Material provided

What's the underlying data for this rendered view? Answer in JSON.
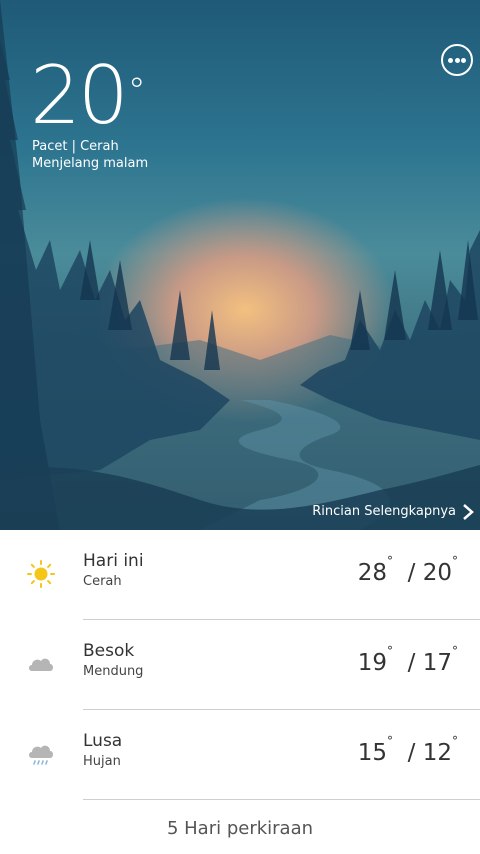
{
  "weather": {
    "temperature": "20",
    "degree_symbol": "°",
    "location_condition": "Pacet | Cerah",
    "time_of_day": "Menjelang malam",
    "detail_link": "Rincian Selengkapnya"
  },
  "forecast": [
    {
      "day": "Hari ini",
      "condition": "Cerah",
      "high": "28",
      "low": "20",
      "icon": "sun-icon"
    },
    {
      "day": "Besok",
      "condition": "Mendung",
      "high": "19",
      "low": "17",
      "icon": "cloud-icon"
    },
    {
      "day": "Lusa",
      "condition": "Hujan",
      "high": "15",
      "low": "12",
      "icon": "rain-cloud-icon"
    }
  ],
  "forecast_button": "5 Hari perkiraan",
  "colors": {
    "sun": "#f5c518",
    "cloud": "#b5b5b5",
    "rain": "#8fb8d8"
  }
}
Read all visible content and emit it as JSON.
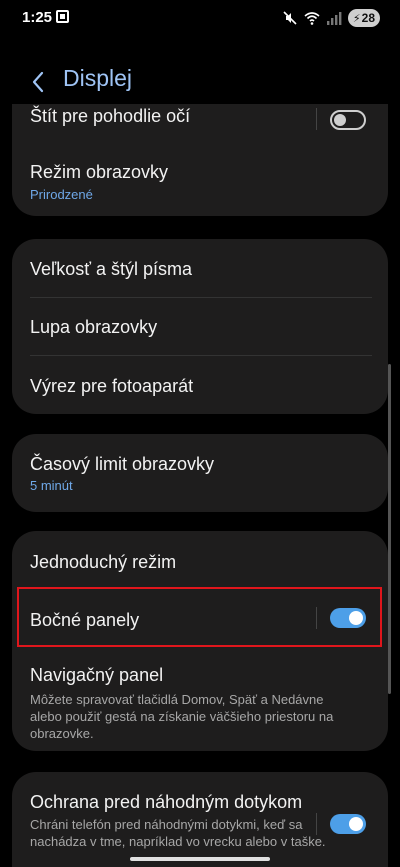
{
  "status_bar": {
    "time": "1:25",
    "battery": "28",
    "icons": [
      "screenshot-icon",
      "mute-icon",
      "wifi-icon",
      "signal-icon",
      "battery-charging-icon"
    ]
  },
  "header": {
    "title": "Displej",
    "back_icon": "chevron-left-icon"
  },
  "settings": {
    "eye_comfort": {
      "title": "Štít pre pohodlie očí",
      "enabled": false
    },
    "screen_mode": {
      "title": "Režim obrazovky",
      "value": "Prirodzené"
    },
    "font_style": {
      "title": "Veľkosť a štýl písma"
    },
    "magnifier": {
      "title": "Lupa obrazovky"
    },
    "camera_cutout": {
      "title": "Výrez pre fotoaparát"
    },
    "screen_timeout": {
      "title": "Časový limit obrazovky",
      "value": "5 minút"
    },
    "easy_mode": {
      "title": "Jednoduchý režim"
    },
    "edge_panels": {
      "title": "Bočné panely",
      "enabled": true
    },
    "navigation_bar": {
      "title": "Navigačný panel",
      "description": "Môžete spravovať tlačidlá Domov, Späť a Nedávne alebo použiť gestá na získanie väčšieho priestoru na obrazovke."
    },
    "accidental_touch": {
      "title": "Ochrana pred náhodným dotykom",
      "description": "Chráni telefón pred náhodnými dotykmi, keď sa nachádza v tme, napríklad vo vrecku alebo v taške.",
      "enabled": true
    }
  },
  "colors": {
    "accent": "#4d9fe8",
    "highlight": "#e0161c",
    "card": "#1e1d1d"
  }
}
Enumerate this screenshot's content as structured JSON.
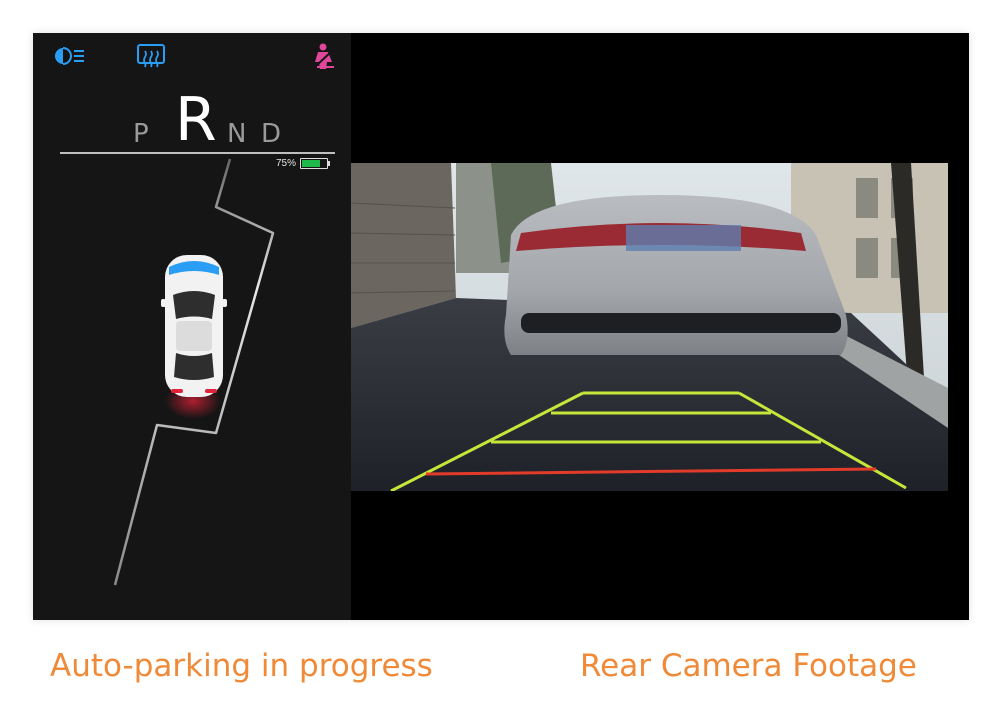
{
  "status_icons": [
    "headlight-icon",
    "rear-defrost-icon",
    "seatbelt-warning-icon"
  ],
  "gear_selector": {
    "gears": [
      "P",
      "R",
      "N",
      "D"
    ],
    "active": "R"
  },
  "battery": {
    "percent_label": "75%",
    "level": 0.75,
    "color": "#1fb84a"
  },
  "captions": {
    "left": "Auto-parking in progress",
    "right": "Rear Camera Footage"
  },
  "colors": {
    "accent_blue": "#2a9df4",
    "seatbelt_pink": "#e0479a",
    "caption_orange": "#ef8a39",
    "guide_near": "#e23b2a",
    "guide_far": "#c8e63a"
  }
}
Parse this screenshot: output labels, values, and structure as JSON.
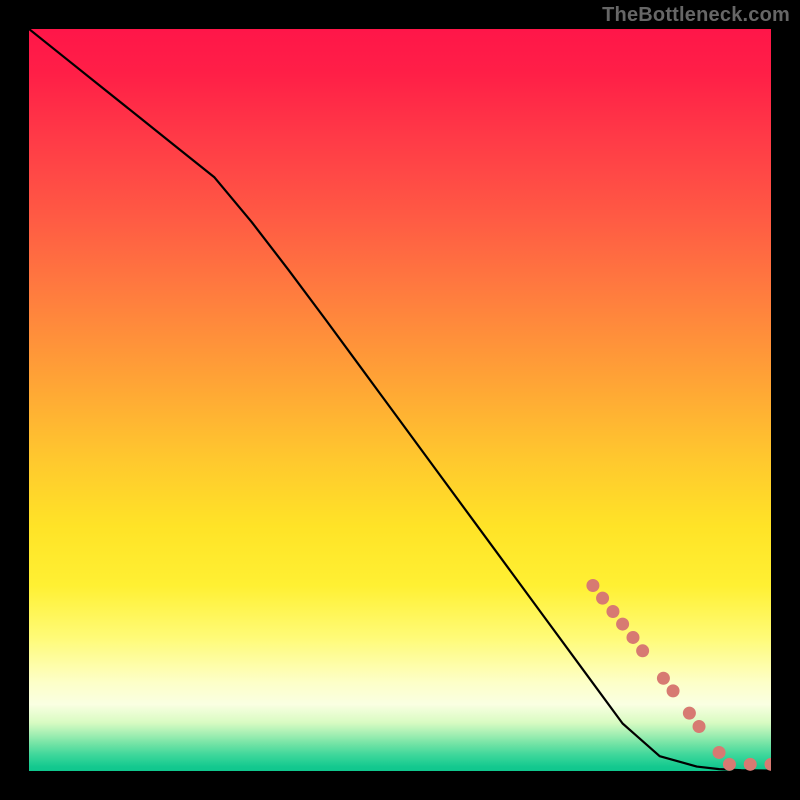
{
  "watermark": "TheBottleneck.com",
  "chart_data": {
    "type": "line",
    "title": "",
    "xlabel": "",
    "ylabel": "",
    "xlim": [
      0,
      100
    ],
    "ylim": [
      0,
      100
    ],
    "grid": false,
    "legend": false,
    "series": [
      {
        "name": "curve",
        "color": "#000000",
        "x": [
          0,
          5,
          10,
          15,
          20,
          25,
          30,
          35,
          40,
          45,
          50,
          55,
          60,
          65,
          70,
          75,
          80,
          85,
          90,
          93,
          96,
          100
        ],
        "y": [
          100,
          96,
          92,
          88,
          84,
          80,
          74,
          67.5,
          60.8,
          54,
          47.2,
          40.4,
          33.6,
          26.8,
          20,
          13.2,
          6.4,
          2.0,
          0.6,
          0.25,
          0.1,
          0.05
        ]
      }
    ],
    "markers": {
      "name": "dots",
      "color": "#d77a72",
      "radius_px": 6.5,
      "points": [
        {
          "x": 76.0,
          "y": 25.0
        },
        {
          "x": 77.3,
          "y": 23.3
        },
        {
          "x": 78.7,
          "y": 21.5
        },
        {
          "x": 80.0,
          "y": 19.8
        },
        {
          "x": 81.4,
          "y": 18.0
        },
        {
          "x": 82.7,
          "y": 16.2
        },
        {
          "x": 85.5,
          "y": 12.5
        },
        {
          "x": 86.8,
          "y": 10.8
        },
        {
          "x": 89.0,
          "y": 7.8
        },
        {
          "x": 90.3,
          "y": 6.0
        },
        {
          "x": 93.0,
          "y": 2.5
        },
        {
          "x": 94.4,
          "y": 0.9
        },
        {
          "x": 97.2,
          "y": 0.9
        },
        {
          "x": 100.0,
          "y": 0.9
        }
      ]
    }
  }
}
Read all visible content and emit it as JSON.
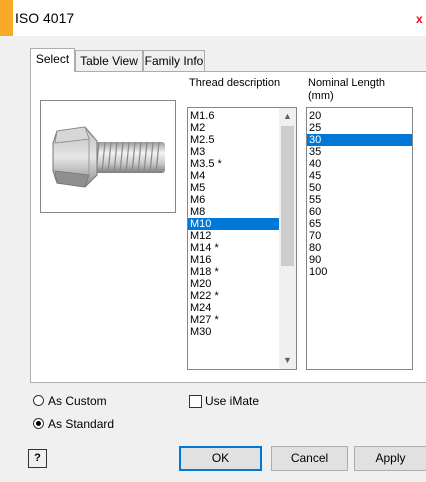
{
  "window": {
    "title": "ISO 4017",
    "close_glyph": "x"
  },
  "tabs": [
    {
      "label": "Select",
      "active": true
    },
    {
      "label": "Table View",
      "active": false
    },
    {
      "label": "Family Info",
      "active": false
    }
  ],
  "preview": {
    "icon": "hex-bolt-preview-image"
  },
  "thread": {
    "header": "Thread description",
    "items": [
      "M1.6",
      "M2",
      "M2.5",
      "M3",
      "M3.5 *",
      "M4",
      "M5",
      "M6",
      "M8",
      "M10",
      "M12",
      "M14 *",
      "M16",
      "M18 *",
      "M20",
      "M22 *",
      "M24",
      "M27 *",
      "M30"
    ],
    "selected": "M10",
    "scroll_up_icon": "chevron-up-icon",
    "scroll_down_icon": "chevron-down-icon"
  },
  "nominal": {
    "header_line1": "Nominal Length",
    "header_line2": "(mm)",
    "items": [
      "20",
      "25",
      "30",
      "35",
      "40",
      "45",
      "50",
      "55",
      "60",
      "65",
      "70",
      "80",
      "90",
      "100"
    ],
    "selected": "30"
  },
  "options": {
    "as_custom": "As Custom",
    "as_standard": "As Standard",
    "selected": "As Standard",
    "use_imate": "Use iMate",
    "use_imate_checked": false
  },
  "buttons": {
    "help": "?",
    "ok": "OK",
    "cancel": "Cancel",
    "apply": "Apply"
  },
  "colors": {
    "accent": "#f7a928",
    "selection": "#0078d7",
    "close": "#e81123"
  }
}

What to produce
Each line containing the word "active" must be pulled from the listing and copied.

Answer to this problem
    "active": "R"
      "active": true
      "active": false
      "active": false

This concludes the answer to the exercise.